“Our spectroscopic observations reveal the galaxy to be even farther away than we had originally thought, right at the distance limit of what Hubble can observe.” -Gabriel Bremmer

One of the holy grails of cosmology is to measure, directly, exactly when the first stars and galaxies formed in our Universe. The Hubble Space Telescope has been pushing the distance record farther and farther back, with its measurements typically confirmed by ground-based, spectroscopic follow-ups. This time, however, the new record-holder was so distant that confirmation needed to be done from space: by Hubble itself.

Schematic diagram of the Universe’s history, highlighting reionization. Image credits: S. G. Djorgovski et al., Caltech. Produced with the help of the Caltech Digital Media Center.

Schematic diagram of the Universe’s history, highlighting reionization. Image credits: S. G. Djorgovski et al., Caltech. Produced with the help of the Caltech Digital Media Center.

The result? A galaxy at a redshift of z=11.1, from when the Universe was just 400 million years old, or a mere 3% of its current age. This is a record that will likely stand until the James Webb Space Telescope launches, as it took a combination of incredible work and incredible luck to find a galaxy this far back with our current technology.

Hubble spectroscopically confirms farthest galaxy to date.
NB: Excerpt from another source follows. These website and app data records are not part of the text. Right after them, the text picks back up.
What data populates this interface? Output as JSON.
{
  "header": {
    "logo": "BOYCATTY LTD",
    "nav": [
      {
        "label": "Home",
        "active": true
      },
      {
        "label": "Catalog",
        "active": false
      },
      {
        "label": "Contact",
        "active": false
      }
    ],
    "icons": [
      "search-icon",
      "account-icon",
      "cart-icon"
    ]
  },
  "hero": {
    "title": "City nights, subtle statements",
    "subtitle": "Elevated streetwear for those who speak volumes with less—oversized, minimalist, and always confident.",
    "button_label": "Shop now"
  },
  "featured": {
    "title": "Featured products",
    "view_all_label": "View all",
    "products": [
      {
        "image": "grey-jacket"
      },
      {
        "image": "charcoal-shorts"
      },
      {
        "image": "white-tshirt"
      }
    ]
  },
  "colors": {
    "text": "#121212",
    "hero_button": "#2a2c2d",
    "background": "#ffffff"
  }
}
Image credits: NASA, ESA, and A. Feild (STScI).

Hubble spectroscopically confirms farthest galaxy to date.
Image credits: NASA, ESA, and A. Feild (STScI).

Go get the full story, and learn why this was so unlikely (and how we got lucky), over on Forbes!